§ **Source information**

_____

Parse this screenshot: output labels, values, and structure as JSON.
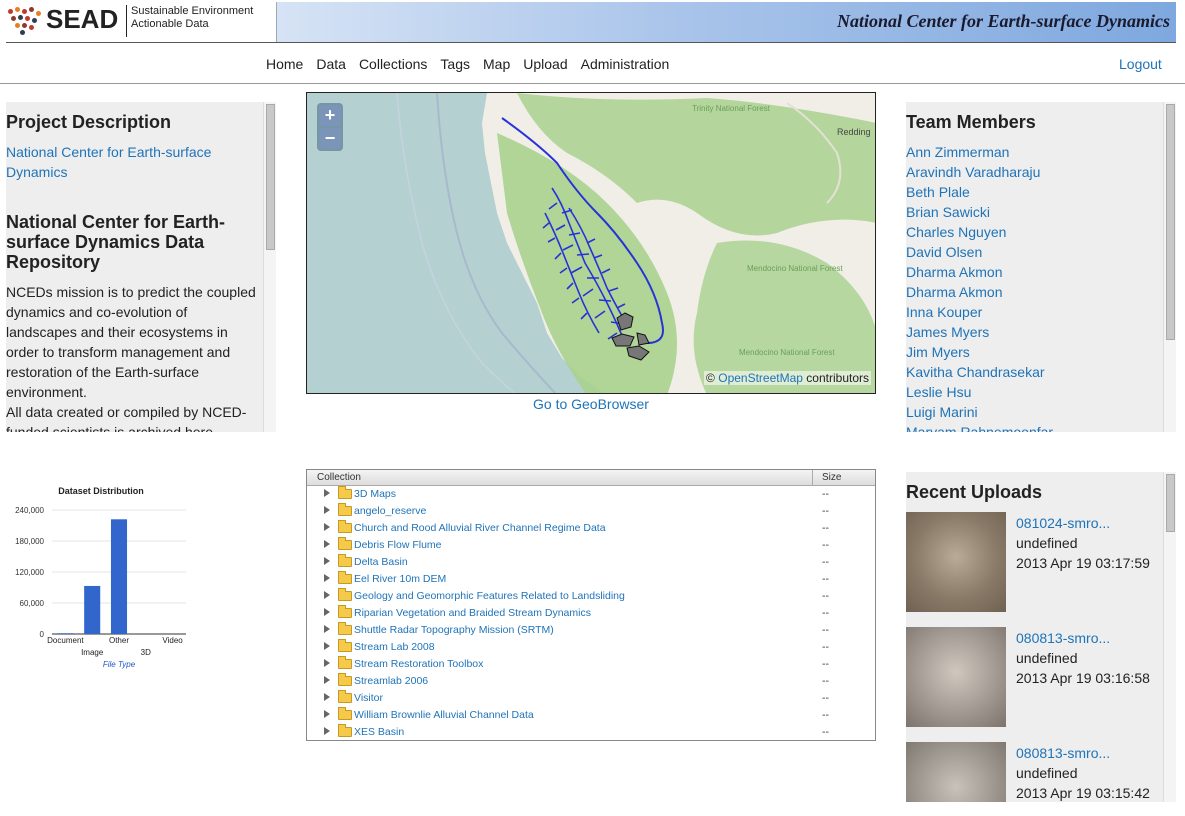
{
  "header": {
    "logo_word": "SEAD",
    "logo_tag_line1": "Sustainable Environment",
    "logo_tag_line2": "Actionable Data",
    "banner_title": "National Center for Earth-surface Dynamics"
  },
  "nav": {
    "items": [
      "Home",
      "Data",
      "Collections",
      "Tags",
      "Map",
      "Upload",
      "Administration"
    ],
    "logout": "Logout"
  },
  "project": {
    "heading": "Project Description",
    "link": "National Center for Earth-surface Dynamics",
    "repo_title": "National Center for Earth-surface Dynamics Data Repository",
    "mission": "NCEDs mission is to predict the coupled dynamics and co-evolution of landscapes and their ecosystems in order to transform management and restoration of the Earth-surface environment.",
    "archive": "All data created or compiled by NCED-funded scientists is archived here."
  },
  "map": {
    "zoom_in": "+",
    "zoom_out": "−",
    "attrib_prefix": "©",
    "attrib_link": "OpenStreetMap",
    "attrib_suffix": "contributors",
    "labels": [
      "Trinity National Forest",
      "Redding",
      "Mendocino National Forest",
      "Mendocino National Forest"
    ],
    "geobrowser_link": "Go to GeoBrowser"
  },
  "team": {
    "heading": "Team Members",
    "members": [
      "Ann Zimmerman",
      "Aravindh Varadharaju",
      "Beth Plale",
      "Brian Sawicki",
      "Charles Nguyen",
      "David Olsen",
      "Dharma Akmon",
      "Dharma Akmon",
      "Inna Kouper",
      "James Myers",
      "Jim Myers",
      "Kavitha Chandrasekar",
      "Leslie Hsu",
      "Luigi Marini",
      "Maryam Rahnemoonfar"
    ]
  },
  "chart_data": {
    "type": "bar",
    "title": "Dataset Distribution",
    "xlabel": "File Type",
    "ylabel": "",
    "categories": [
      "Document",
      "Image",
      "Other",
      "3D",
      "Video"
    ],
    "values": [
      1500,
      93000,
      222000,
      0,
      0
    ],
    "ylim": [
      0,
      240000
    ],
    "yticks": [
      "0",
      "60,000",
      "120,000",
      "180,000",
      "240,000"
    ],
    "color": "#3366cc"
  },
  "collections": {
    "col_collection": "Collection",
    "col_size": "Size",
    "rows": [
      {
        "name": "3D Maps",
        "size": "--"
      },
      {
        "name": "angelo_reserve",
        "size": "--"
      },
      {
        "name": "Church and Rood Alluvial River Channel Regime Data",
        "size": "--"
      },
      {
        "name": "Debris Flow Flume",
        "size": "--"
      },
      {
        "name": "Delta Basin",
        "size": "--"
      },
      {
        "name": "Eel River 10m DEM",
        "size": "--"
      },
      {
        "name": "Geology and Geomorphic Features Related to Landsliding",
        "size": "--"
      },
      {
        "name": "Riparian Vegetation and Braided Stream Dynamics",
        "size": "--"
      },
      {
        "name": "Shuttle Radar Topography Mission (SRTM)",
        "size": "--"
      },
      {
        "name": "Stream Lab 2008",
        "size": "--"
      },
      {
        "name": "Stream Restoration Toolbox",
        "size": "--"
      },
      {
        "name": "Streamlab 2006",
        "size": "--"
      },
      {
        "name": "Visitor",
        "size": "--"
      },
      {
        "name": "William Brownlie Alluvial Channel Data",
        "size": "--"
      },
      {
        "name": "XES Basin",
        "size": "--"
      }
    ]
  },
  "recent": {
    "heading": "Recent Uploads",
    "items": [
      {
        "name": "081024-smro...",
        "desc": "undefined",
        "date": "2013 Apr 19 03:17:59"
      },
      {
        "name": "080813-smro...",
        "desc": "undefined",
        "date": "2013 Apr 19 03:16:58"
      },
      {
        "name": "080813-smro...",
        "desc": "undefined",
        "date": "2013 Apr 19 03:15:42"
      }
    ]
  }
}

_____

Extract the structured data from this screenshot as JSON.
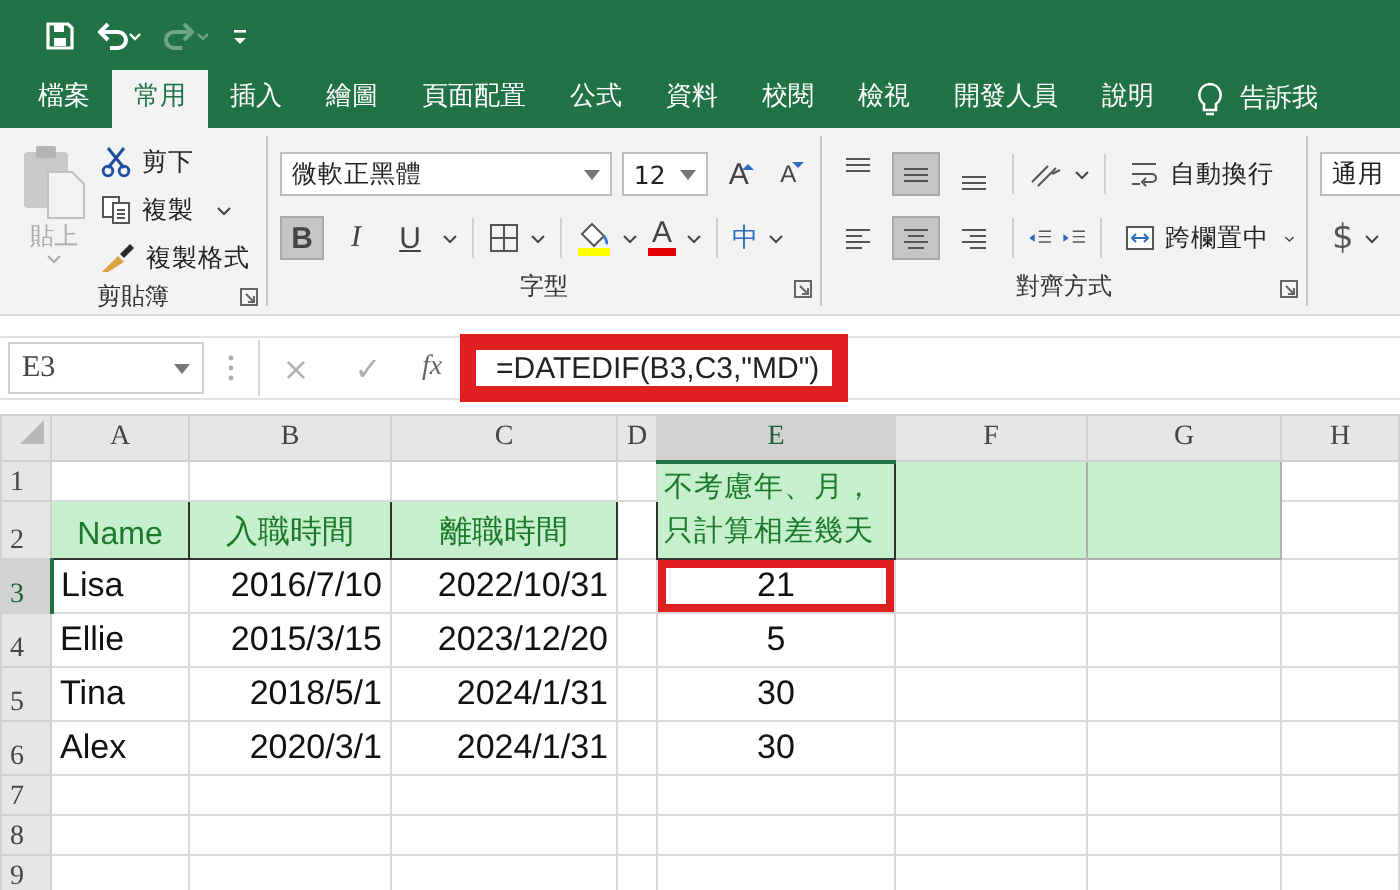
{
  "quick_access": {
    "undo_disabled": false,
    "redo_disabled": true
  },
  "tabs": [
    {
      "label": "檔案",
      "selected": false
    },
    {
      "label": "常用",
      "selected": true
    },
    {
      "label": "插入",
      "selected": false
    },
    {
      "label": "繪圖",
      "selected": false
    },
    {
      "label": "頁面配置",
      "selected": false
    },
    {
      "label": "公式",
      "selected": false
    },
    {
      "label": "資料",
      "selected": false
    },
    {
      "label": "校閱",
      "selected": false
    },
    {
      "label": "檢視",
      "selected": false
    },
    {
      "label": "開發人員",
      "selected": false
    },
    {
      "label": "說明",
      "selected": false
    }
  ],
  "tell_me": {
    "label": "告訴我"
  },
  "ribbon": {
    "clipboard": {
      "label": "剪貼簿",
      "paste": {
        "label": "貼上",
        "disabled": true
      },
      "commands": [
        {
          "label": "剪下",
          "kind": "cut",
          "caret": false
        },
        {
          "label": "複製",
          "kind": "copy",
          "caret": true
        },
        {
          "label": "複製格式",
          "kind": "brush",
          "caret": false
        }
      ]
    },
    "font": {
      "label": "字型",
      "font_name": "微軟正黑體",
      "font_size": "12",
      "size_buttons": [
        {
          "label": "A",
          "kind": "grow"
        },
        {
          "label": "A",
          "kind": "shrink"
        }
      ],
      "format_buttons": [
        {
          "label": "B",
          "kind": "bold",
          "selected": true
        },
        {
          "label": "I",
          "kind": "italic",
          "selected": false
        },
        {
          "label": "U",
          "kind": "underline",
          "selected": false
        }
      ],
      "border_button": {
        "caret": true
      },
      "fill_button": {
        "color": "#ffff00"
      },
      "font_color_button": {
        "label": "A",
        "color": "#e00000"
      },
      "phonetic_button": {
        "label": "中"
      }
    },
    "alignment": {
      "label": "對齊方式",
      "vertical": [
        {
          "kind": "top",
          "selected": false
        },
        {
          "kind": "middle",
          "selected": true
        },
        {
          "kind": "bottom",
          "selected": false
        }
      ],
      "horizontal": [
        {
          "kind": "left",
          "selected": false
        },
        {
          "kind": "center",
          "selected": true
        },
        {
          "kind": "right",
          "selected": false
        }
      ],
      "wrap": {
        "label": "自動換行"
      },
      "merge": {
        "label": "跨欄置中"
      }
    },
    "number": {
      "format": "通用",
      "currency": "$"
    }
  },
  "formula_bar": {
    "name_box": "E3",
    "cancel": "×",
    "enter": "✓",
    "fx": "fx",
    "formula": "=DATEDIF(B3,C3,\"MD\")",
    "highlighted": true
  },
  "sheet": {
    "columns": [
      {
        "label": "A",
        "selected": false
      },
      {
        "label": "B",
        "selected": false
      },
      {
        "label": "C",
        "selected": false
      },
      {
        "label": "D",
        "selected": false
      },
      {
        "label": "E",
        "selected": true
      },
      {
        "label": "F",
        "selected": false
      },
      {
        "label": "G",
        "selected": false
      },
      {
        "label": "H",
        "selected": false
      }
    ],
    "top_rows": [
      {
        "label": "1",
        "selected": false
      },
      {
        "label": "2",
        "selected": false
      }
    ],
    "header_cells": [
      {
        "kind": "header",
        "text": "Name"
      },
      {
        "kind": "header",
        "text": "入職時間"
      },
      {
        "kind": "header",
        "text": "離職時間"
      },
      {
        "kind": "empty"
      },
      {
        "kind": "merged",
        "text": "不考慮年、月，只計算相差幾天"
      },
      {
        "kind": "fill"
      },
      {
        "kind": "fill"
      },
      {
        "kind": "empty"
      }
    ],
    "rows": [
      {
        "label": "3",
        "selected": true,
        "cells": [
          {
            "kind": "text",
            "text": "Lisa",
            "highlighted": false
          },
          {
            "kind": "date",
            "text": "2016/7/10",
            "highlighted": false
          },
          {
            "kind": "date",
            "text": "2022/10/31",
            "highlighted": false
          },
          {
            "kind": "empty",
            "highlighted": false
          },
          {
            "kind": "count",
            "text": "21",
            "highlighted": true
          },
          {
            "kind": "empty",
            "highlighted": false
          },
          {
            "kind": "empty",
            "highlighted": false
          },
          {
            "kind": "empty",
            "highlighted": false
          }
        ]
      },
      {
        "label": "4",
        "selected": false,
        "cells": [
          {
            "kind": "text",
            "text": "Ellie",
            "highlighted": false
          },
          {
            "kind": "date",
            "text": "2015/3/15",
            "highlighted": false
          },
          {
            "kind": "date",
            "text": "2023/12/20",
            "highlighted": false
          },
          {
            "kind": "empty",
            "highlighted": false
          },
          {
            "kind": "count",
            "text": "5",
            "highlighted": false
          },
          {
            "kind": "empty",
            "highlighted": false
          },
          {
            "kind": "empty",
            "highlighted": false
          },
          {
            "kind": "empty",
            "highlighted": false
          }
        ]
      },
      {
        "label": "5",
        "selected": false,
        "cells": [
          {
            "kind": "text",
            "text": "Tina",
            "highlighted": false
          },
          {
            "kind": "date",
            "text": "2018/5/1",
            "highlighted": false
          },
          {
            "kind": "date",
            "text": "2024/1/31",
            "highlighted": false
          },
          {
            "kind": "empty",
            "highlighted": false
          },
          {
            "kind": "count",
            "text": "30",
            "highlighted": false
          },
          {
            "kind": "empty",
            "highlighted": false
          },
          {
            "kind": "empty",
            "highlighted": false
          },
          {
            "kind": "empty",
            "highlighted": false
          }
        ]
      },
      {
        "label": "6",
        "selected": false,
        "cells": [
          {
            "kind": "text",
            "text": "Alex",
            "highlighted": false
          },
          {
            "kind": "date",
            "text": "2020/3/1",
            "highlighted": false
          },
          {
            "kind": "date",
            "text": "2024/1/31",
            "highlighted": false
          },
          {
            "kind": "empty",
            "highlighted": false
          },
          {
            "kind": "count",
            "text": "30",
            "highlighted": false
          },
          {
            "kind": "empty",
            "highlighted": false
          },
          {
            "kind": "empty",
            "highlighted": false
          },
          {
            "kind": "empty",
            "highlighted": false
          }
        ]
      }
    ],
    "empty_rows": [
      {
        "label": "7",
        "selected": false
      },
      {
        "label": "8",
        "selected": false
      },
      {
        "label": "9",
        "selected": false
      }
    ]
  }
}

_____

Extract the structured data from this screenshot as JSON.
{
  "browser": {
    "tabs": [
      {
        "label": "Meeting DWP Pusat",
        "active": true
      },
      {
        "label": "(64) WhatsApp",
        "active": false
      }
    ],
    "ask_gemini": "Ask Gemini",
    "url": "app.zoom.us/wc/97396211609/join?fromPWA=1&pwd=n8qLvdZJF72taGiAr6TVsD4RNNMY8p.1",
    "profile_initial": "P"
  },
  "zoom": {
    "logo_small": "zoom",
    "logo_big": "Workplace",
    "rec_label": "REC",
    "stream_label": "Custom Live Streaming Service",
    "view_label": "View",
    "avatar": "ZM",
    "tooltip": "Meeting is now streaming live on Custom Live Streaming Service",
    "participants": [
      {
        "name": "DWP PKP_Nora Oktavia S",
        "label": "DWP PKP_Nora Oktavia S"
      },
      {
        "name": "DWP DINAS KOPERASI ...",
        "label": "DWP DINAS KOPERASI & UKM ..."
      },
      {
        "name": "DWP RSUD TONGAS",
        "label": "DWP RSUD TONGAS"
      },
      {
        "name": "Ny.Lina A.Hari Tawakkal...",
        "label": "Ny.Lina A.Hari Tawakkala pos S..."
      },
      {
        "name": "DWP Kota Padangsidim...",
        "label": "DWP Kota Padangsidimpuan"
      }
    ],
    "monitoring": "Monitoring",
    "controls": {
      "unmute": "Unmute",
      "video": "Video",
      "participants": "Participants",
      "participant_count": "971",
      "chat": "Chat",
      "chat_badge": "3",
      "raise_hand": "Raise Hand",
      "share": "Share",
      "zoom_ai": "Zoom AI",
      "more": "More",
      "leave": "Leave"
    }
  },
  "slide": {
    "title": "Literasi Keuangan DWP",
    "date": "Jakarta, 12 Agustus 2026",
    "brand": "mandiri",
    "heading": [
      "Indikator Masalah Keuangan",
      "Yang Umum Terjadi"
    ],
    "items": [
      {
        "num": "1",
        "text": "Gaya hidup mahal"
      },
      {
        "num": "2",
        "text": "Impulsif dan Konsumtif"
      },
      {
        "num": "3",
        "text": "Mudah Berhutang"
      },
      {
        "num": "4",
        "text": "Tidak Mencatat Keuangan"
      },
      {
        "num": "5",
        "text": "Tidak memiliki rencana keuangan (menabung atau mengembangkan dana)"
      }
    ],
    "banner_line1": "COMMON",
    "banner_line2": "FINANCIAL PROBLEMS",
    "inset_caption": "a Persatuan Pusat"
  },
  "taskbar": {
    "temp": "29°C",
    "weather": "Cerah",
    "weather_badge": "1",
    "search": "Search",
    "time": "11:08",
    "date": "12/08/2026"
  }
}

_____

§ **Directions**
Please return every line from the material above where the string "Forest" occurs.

§ **Answer box**
      "Trinity National Forest",
      "Mendocino National Forest",
      "Mendocino National Forest"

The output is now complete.